We never met. I liked his work. Cutesy pictures of dreamy homes with lights blazing inside as a graphic depiction of warmth. Feel good pictures. Why would I help kill this artist? And how? I made many videos with implicit and explicit criticism of Thomas Kinkade’s many paintings of houses.
I think I first encountered Thomas Kinkades art in Parade Magazine – the insert that came with something once called the “Sunday Newspaper.” The back page of Parade had a Christmas toy train set that featured Thomas Kinkade’s house paintings on the sides of box cars and on the caboose. What kind of a town would have such a train circulating around I don’t know. But perfect for a little Christmas village someone sets up on a table in their house to compliment a Christmas tree. Holiday snacks can be completely sugary.
A different week and a new way to see Thomas Kinkade’s art on the back page of Parade Magazine came when I saw commemorative plates offered to collectors. What artist hasn’t dreamed of becoming a limited edition plate set from the Franklin Mint? I found out Thomas Kinkade had produced ‘paint by numbers’ kits so people could craft their own visions of houses on fire. The Kinkade company began to set up numerous franchises around the country to sell numbered Kinkade prints that some assumed would go up in value.
Why not.

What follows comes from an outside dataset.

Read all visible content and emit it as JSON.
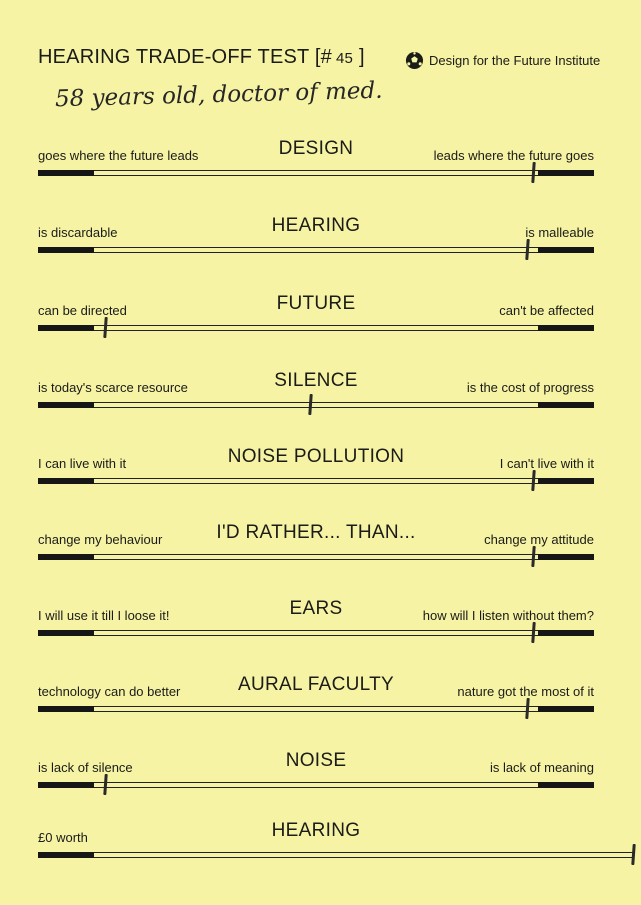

He produced images that people could instantly recognize and a happy feeling of warmth. His work would have looked startling an new around 1800. But why should he have to fight for a place in Art History? His company was even listed on the New York Stock Exchange and the stock started high. But as people began to have ways to sell his works online and see verified prices, the value of his work plummeted. The frames were often worth more than the picture of a house.
I started to find Thomas Kinkades pictures online and make slide shows. The colorful works look good in a ‘pan and scan’ video. I added different songs and made a dozen videos on Thomas Kinkade. I used a cover version of the song “Art for Art Sake” from 10CC. I found a version of Carole King singing a Monkees song she wrote “Pleasant Valley Sunday.” I wrote a short article about the worth of Thomas Kinkade’s art entitled “Thomas Kinkade – Collectible, or Dust Collector.” I made one video with an audio lecture about “Art since World War Two” to illustrate how out of touch Kinkade’s plodding realism seemed in modern graphic arts. I made one video with just a laugh track. All good fun. Why would a millionaire artist care what some low level videographer posts on Youtube and Dailymotion? It never occurred to me that Thomas Kinkade would see a video about his work on Youtube, or Vimeo. But, maybe he did. Who else was he going to look up?
But then I read that Thomas Kinkade had died. He had fallen back into a habit of drinking too much alcohol. His family said he was depressed. At one point he was running through his neighborhood yelling and drunk. Was he watching the numerous videos online making fun of his work? Did he see any of my videos poking fun at his fake cozyness? Anyone who puts their work in front of the public and accepts applause and praise must also be ready to accept boos and catcalls of criticism. All the money he made did not make him any happier than Vincent Van Gough who could hardly sell a handful of paintings and ended in the care of an asylum. One hundred years after his death, people pay millions for work, will people be looking at Thomas Kinkade’s work one hundred years from now?